Until now, there has been little attention in the academic and policy literature on the Government's push for respect. "Securing respect" contains ten essays from leading academics in the field that consider the origins, current interpretations and possible future for the Respect Agenda. The contributors explore various policy and theoretical discourses relating to 'respect', behavioural expectations and anti-social behaviour. The book follows the five key themes of: respect in context; young people and children; communities and families; city living; and issues of identity and values.
"Securing respect" is inter-disciplinary, linking theory and practice, and will be of value to practitioners, academics and students with interests in criminology, socio-legal studies, social policy, urban geography, housing, social history, sociology and landscape.
Andrew Millie is a Lecturer in Criminology and Social Policy in the Department of Social Sciences, Loughborough University. Andrew has published on a range of topics including anti-social behaviour, crime and the city, policing, sentencing, and crime prevention. Over the last few years Andrew's main focus has been anti-social behaviour. He is also co-author of "Anti-Social Behaviour Strategies: A Need for Balance" (2005, Policy Press), and the author of "Anti-Social Behaviour" (2008, Open University Press).

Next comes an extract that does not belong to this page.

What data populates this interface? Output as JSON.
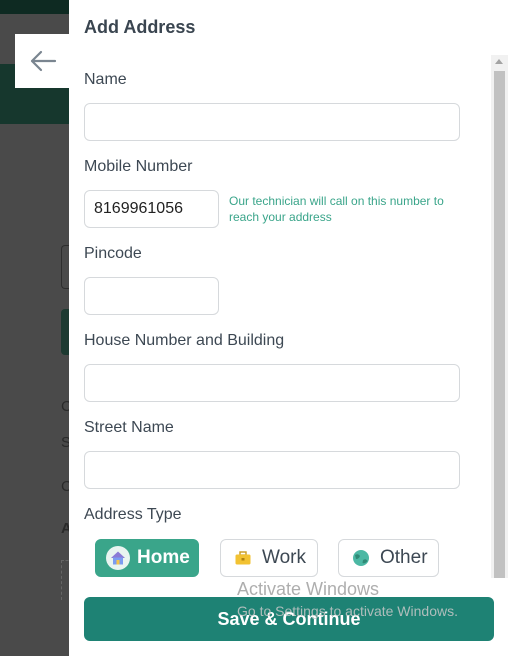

Introduction ~ Andrew Millie; Part One: Respect in context: Respect and the politics of behaviour ~ Elizabeth Burney; 'A Jekyll in the classroom, a Hyde in the street': Queen Victoria's hooligans ~ Geoffrey Pearson; Part Two: Respectful young people and children: Giving respect: the 'new' responsibilities of youth in the transition towards citizenship ~ Alan France and Jo Meredith; Every child matters in public open spaces ~ Helen Woolley: Part Three: Respectful communities and families: Disciplining women: anti-social behaviour and the governance of conduct ~ Judy Nixon and Caroline Hunter; 'The feeling's mutual': respect as the basis for cooperative interaction ~ Peter Somerville; Part Four: Respectful city living: Tolerance, respect and civility amid changing cities ~ Jon Bannister and Ade Kearns; Respect and city living: contest or cosmopolitanism? ~ Andrew Millie; Part Five: Respect, identities and values: Civilising offensives: education, football and 'eradicating' sectarianism in Scotland ~ John Flint and Ryan Powell; 'You lookin' at me?' Discourses of respect and disrespect, identity and violence ~ Peter Squires; Conclusions: promoting mutual respect and empathy ~ Andrew Millie.

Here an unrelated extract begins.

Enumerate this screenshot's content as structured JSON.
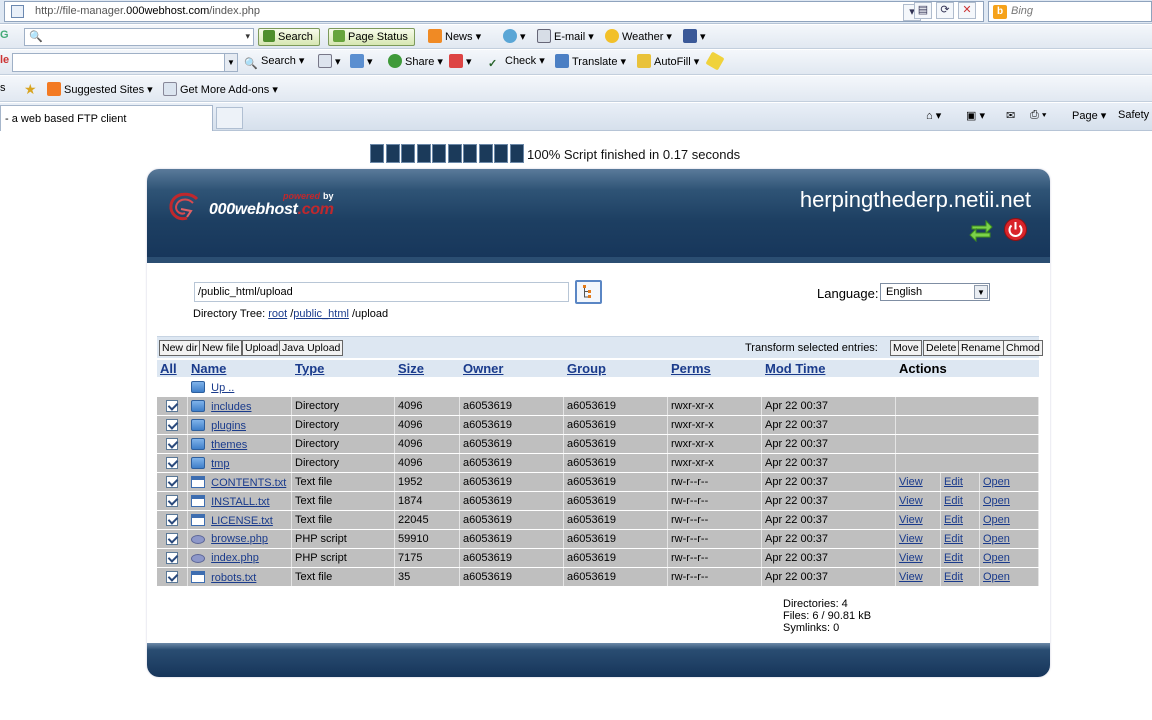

"This timely and much-needed set of essays should help inform the ongoing public debate on anti-social behaviour, steering it in a realist social scientific direction, beyond the polarised sloganeering of both political opponents and proponents." Professor Gordon Hughes, Chair in Criminology, School of Social Sciences, Cardiff University
The Policy Press
15 Apr 2009
15 Apr 2009